Get involved

Everyone who is involved in Search Dogs Buckinghamshire is a volunteer and we are grateful for support from the public to provide the services that we offer. You would be surprised at the different ways you could support us!  For example, you could come to some of our training sessions and hide for our dogs to find you! For information about this or about joining and helping in any other way, please Contact us.

Join us

Working with your dog is great fun, rewarding and takes time and commitment.  If you would like to join and have a dog that you think might be suitable, please get in touch.

Things you should bear in mind if you are considering joining us in any capacity:
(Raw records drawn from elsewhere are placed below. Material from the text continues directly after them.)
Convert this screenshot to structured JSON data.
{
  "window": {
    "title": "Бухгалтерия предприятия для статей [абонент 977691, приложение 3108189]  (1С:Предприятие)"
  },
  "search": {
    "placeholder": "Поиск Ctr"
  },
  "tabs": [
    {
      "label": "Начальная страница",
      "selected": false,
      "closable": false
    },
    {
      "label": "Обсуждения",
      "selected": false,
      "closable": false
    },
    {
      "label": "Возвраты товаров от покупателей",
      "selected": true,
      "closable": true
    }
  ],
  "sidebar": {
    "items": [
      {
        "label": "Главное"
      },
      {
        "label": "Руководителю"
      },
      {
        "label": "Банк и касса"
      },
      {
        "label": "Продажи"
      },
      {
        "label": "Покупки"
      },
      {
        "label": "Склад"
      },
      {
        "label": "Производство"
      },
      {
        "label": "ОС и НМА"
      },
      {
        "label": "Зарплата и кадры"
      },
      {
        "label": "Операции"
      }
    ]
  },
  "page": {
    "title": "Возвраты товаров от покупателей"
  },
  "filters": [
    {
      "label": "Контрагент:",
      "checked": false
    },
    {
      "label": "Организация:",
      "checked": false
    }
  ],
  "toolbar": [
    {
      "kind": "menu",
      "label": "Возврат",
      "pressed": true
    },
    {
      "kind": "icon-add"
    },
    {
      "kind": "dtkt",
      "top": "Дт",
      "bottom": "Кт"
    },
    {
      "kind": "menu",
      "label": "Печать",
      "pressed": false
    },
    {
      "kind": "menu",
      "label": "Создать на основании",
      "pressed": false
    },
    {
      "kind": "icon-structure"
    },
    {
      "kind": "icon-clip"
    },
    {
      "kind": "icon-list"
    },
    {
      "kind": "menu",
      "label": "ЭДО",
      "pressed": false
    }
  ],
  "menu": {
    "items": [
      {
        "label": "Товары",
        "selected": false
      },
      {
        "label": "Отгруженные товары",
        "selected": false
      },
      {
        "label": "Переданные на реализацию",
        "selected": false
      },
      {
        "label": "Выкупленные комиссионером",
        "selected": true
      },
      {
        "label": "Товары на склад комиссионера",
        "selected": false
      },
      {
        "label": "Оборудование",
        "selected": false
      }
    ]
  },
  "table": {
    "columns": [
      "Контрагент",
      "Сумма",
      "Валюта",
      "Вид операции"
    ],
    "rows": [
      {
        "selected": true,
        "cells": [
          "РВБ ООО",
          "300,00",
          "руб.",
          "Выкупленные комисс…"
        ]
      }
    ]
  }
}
  • You must be 18 or over and have your own transport available at all times.
  • You don’t have to be a dog owner but be prepared to be around dogs most of the time.
  • You are required to have a reasonable level of general fitness and be comfortable in all rural terrains, at any time of the day or night, in all weather conditions.
  • You should be able to walk 5 miles in under two hours.
  • You will be required to pass a basic Police security check.
  • Members need to be almost 100% self-funding. Apart from core equipment and uniform, members need to fund their own outdoor clothing, walking boots, all travel costs etc.
  • You must go through a full training programme and qualify (to national standards) as a search technician before you are able to take part in live operations.

Time commitment – weekly training, including some weekends at locations across the county of Buckinghamshire, and sometimes just across the borders.

Team members are also expected to support some of the various fund-raising and promotional events held throughout the year and also help with some of the administration and ad hoc tasks.

First aid training at night
Training to find a missing person

Training with us

In order to be operational, team members must be trained in Search Techniques, Navigation & Radio Communication, Missing Person Behaviour and Human & Canine First Aid. Training takes place in the day and at night, and in all weathers, to ensure it is similar to real searches.  All of this provides the skills and confidence required to attend a callout as a member of a search team.

The majority of our dogs are trained as air scenting dogs, as we are most often called to rural and unpopulated areas (where dogs are much faster than humans at searching). Dogs are trained to detect any human scent and the training is built up in stages until the dogs are ready to carry out successful searches.

The key stages are:

  • Stage One: Find – positive reward methods are used to encourage the dog to find someone hiding (e.g. in the woods)
  • Stage Two: Alert – the dog needs to be trained to return to their handler after they find and give a clear readable ‘alert’ (this can be by jumping up or barking)
  • Stage Three: Re-find – at this stage, the dog must find, return, alert and then take the handler back to where they located the ‘missing’ person, all without prompting.
  • Stage Four: Performing a full and successful search (Find, Alert & Re-find) for 2 ‘missing’ people, over a 1km distance.
  • Stage Five: Performing a full and successful search (Find, Alert & Re-find) for 3 ‘missing’ people, over an increased 2km distance.

Training for all parts of the team requires hard work and commitment. Dogs are accepted onto the training programme following initial behavioural assessments.  The dog and their handler will need to pass a nationally accredited assessment to take part in searches. Typically, training takes place weekly, all year round and it will take six months before the dog handler/support achieves qualification standards and around two years before a dog team is ready to be nationally assessed.

Being involved in Search and Rescue can be demanding, but it can also be very rewarding knowing that you are part of a team that helps lost or vulnerable people and their loved ones.